Heart failure in women
- Cite this article as:
- Barnard, D.D. Curr Cardiol Rep (2005) 7: 159. doi:10.1007/s11886-005-0071-x

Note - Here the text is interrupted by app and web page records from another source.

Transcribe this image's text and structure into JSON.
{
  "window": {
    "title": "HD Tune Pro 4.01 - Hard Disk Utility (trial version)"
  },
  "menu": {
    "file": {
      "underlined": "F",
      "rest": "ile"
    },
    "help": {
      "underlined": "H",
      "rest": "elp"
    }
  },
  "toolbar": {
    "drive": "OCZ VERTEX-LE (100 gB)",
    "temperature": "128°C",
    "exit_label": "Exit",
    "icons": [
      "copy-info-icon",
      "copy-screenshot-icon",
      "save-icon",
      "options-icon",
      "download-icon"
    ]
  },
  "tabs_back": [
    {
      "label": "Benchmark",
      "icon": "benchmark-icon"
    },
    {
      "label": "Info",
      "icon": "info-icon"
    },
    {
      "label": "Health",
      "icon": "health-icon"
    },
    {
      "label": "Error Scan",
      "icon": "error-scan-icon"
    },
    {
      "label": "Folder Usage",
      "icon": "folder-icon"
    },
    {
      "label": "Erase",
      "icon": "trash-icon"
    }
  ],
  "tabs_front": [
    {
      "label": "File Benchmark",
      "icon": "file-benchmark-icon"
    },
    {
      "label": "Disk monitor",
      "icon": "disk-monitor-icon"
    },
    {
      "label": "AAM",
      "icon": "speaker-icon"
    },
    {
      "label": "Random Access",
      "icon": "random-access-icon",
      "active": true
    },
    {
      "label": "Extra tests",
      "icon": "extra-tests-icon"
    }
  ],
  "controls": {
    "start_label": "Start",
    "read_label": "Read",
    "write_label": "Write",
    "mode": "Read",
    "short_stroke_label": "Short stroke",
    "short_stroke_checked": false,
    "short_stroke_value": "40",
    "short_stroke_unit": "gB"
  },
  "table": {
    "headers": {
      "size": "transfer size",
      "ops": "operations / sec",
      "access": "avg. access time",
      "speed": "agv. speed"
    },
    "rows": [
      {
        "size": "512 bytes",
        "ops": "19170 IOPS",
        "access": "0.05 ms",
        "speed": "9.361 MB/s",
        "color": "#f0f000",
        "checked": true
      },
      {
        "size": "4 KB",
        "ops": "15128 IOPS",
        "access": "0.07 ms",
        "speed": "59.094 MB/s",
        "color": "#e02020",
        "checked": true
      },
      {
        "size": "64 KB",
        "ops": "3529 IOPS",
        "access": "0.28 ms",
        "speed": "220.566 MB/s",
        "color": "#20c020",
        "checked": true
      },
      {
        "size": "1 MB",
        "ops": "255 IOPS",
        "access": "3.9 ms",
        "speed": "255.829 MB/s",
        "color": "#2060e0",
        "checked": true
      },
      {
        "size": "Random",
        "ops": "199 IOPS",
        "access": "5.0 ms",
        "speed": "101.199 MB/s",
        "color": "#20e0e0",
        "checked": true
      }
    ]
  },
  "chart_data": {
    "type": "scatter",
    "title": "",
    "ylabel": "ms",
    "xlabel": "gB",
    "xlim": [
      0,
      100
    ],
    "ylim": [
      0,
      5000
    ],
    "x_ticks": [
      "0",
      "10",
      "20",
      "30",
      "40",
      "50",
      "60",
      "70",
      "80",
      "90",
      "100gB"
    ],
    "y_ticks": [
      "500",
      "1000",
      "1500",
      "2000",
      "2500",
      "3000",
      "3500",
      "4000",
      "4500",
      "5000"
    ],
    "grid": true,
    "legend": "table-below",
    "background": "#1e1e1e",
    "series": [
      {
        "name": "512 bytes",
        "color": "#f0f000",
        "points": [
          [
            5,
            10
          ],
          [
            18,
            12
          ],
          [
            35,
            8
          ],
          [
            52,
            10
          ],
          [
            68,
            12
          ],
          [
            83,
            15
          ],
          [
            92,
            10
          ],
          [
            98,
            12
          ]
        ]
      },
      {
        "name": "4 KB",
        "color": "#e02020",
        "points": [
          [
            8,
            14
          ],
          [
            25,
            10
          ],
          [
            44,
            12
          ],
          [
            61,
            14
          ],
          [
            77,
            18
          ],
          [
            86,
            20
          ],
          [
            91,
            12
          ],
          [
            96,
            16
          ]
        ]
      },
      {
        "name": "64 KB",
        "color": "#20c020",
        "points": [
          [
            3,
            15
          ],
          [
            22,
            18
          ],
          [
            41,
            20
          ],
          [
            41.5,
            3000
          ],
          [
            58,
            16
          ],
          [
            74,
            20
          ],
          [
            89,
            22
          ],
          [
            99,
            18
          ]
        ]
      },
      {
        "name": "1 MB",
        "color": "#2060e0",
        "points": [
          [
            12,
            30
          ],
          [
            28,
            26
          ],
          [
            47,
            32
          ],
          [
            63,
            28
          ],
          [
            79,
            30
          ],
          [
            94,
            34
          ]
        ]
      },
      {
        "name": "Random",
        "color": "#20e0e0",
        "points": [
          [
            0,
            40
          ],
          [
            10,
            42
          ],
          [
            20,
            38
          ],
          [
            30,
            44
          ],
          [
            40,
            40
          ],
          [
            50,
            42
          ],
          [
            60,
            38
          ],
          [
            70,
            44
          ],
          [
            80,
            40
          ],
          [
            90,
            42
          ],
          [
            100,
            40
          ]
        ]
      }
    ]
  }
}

Increasingly high mortality from cardiovascular disease in women has sparked nationwide campaigns to raise awareness of this significant threat to women’s health. Heart failure has the most lethal prognosis of the major cardiovascular diseases, yet women demonstrate an apparent survival advantage compared with men. Sex-linked disparities in heart failure risk factors and pathophysiology contribute to this divergent clinical outcome. Heart failure etiology and clinical manifestations unique to female sex exist. At age 40, the lifetime risk of developing heart failure is equal for men and women, whereas the lifetime risk of developing coronary heart disease is one in two for men and one in three for women. Understanding sex-inherent characteristics related to heart failure may help determine whether the optimal therapy for this prevalent syndrome should be modified according to sex. Until prospective trial data prove otherwise, heart failure treatment guidelines should be uniformly applied to both women and men.